From Term 1 2017, Victorian government and Catholic schools will use the new Victorian Curriculum F-10. Curriculum related information is currently being reviewed and may be subject to change.
For more information on the curriculum, see:
The Victorian Curriculum F–10 - VCAA
School councils are made up of parents, staff, community members and the principal.
Become a school councillor
To be a school councillor, you must have an interest in the school and be able to work cooperatively with others to shape the school's future.
If you're a parent, guardian or staff member, you must nominate yourself to be a school councillor and then be elected through a vote. Elections are held in February or March each year. The steps to nominate are later in this page.
Parents and guardians of students enrolled at the school can vote on which nominated parents become school council members.
School staff can vote on which nominated staff become school council members.
Community members are chosen by the school council.

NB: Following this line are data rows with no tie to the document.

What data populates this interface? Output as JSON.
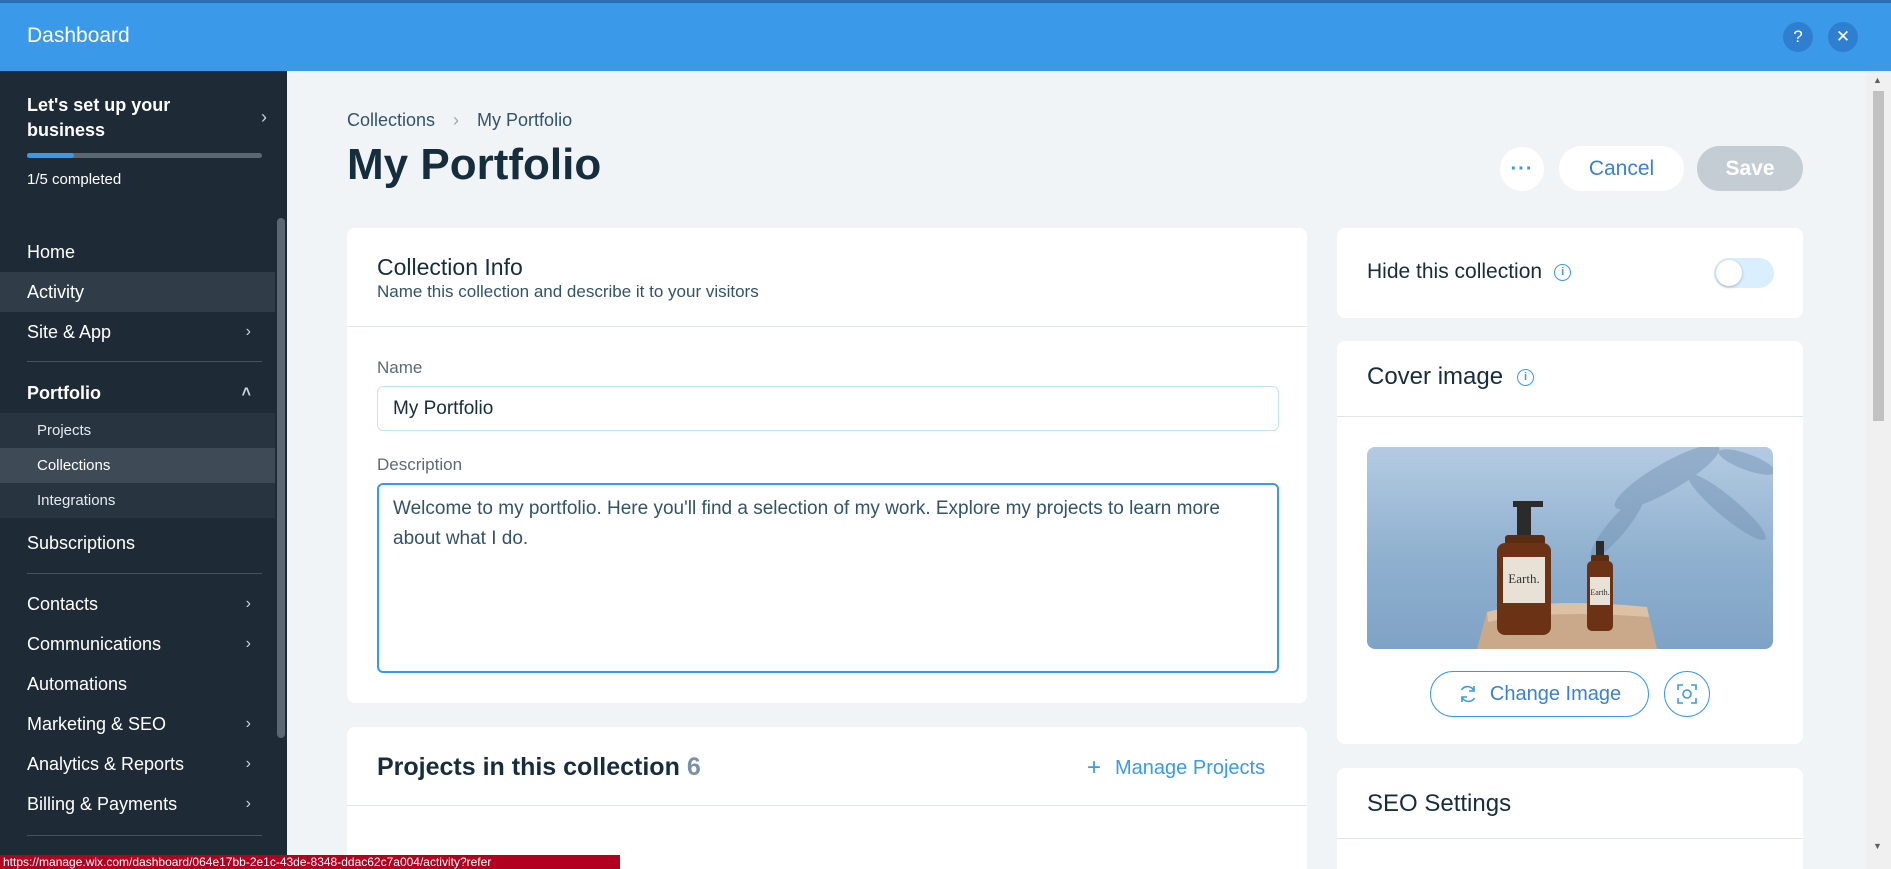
{
  "topbar": {
    "title": "Dashboard",
    "help": "?",
    "close": "✕"
  },
  "sidebar": {
    "setup_title": "Let's set up your business",
    "progress_fraction": 0.2,
    "completed_text": "1/5 completed",
    "items": {
      "home": "Home",
      "activity": "Activity",
      "site_app": "Site & App",
      "portfolio": "Portfolio",
      "projects": "Projects",
      "collections": "Collections",
      "integrations": "Integrations",
      "subscriptions": "Subscriptions",
      "contacts": "Contacts",
      "communications": "Communications",
      "automations": "Automations",
      "marketing": "Marketing & SEO",
      "analytics": "Analytics & Reports",
      "billing": "Billing & Payments"
    }
  },
  "breadcrumb": {
    "parent": "Collections",
    "current": "My Portfolio"
  },
  "page": {
    "title": "My Portfolio",
    "more": "···",
    "cancel": "Cancel",
    "save": "Save"
  },
  "collection_info": {
    "title": "Collection Info",
    "subtitle": "Name this collection and describe it to your visitors",
    "name_label": "Name",
    "name_value": "My Portfolio",
    "description_label": "Description",
    "description_value": "Welcome to my portfolio. Here you'll find a selection of my work. Explore my projects to learn more about what I do."
  },
  "projects": {
    "title": "Projects in this collection",
    "count": "6",
    "manage": "Manage Projects"
  },
  "right_panel": {
    "hide_label": "Hide this collection",
    "hide_enabled": false,
    "cover_title": "Cover image",
    "change_image": "Change Image",
    "seo_title": "SEO Settings",
    "bottle_label_large": "Earth.",
    "bottle_label_small": "Earth."
  },
  "statusbar": {
    "url": "https://manage.wix.com/dashboard/064e17bb-2e1c-43de-8348-ddac62c7a004/activity?refer"
  },
  "colors": {
    "accent": "#3b99e9",
    "sidebar": "#1e2a35",
    "save_disabled": "#c4ccd4"
  }
}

School council size and structure
A school council's constituting order sets the total size of the council and the number of members in each category. These categories are outlined below.
Most members of a school council are parents of children at the school. A smaller number of members are Department employee members (usually school staff).
Other members can be chosen by the council within the limits of the constituting order. A school council must include between six and 15 members and can have up to three categories of membership.
There must be an elected parent category: Because parents have such an important part to play in schools, there is an elected parent member category. Parent members must make up more than one third of council's membership. Department employees are eligible to be parent members at their child's school, as long as they do not work at the school.
There must be an elected Department employee category: Department employees include staff members at the school. Members of this category may make up no more than one third of the membership of the council. The principal of the school is automatically one of these members.
There is an optional community member category: These members are chosen by the council because of their special skills, interests or experience. For example parent club representative, student representatives or an accountant. Department employees are not able to be community members.
Elected and chosen councillors both have the same roles and responsibilities.
If you are a parent member of a school council and your child stops attending the school, you are no longer able to serve as a
parent member. If your child finishes school at the
end of the normal school year you may continue on the council
until the next election, if you wish to. The school council may also choose for you to be a community member.
If you are a parent and also work at the school, you must be in the Department employee category if you work more than 8 hours per week, either as an ongoing
employee or on a fixed term of 90 days or more.
School council positions
School councils must include these positions:
President: This can be a parent who is not a Department employee, or a community member. The president is the chairperson of school council meetings
Executive officer: This is the principal.
Other positions may include:
Length of service
School council members are elected or chosen for approximately a two year term. Half the membership is elected or chosen every year. This creates vacancies for school councillor positions every year.
- The principal arranges and conducts the election. Each year, the principal will issue a notice and request nominations in late February or early March. The notice will include a form or way to reply and the deadline to submit your nomination. Ask at the school for help if you would like to stand for election and are not sure what to do.
- Return your nomination to the principal before the deadline. You will receive a receipt.
- If there are more nominations than there are vacant positions on the council, a vote will be conducted two weeks after the call for nominations has closed.
- If you decide to stand for election, you can arrange for someone to nominate or you can nominate yourself in the appropriate category.
The election process must be completed by the end of March.
Election process schedules and templates
Changing the size or structure of a school council
School councils can change both the size and structure of their membership within the guidelines provided by the Department, and by completing the Schedule 9 form, see.
Schedule 9: Change of Size or Configuration form (pdf - 39.4kb)
Forward the completed form to the School Operations and Governance Unit at:
Raise a concern about elections
If you have a concern about the conduct of an election, you may make a complaint in writing to the principal. This complaint must be made within 14 days of the date when the election was declared.
Staff members on leave
A Department employee on any form of leave or secondment can stand for school council election and has the same Department employee status they had prior to going on leave.
Department employees who go on leave for less than six months can be considered to remain a member of the Department employee category of the council of which they were part of before going on leave.
Being absent from council meetings
If an apology is recorded and accepted by the council that a person
cannot attend, then the person has been granted permission to be absent.
If no apology has been received, then the person may be considered as
not being active and creating a casual vacancy. However, this would
normally occur only after repeated failures to attend or send an
Ministerial Order No 52 states that a casual vacancy is created when (among other things):
member is absent from three consecutive meetings of the school council
without special leave previously granted by the school council and
subject to a decision of the school council.
This means that the council would need to move a motion, recorded in the minutes to remove a member and create a casual vacancy.
is always a good idea to discuss with the member their reasons for non
attendance and give them the option of either attending in the future or
resigning rather than being removed. Removal can cause angst and
misunderstanding in a community so should be handled sensitively.
Ministerial orders and guidance for principals
For more information see: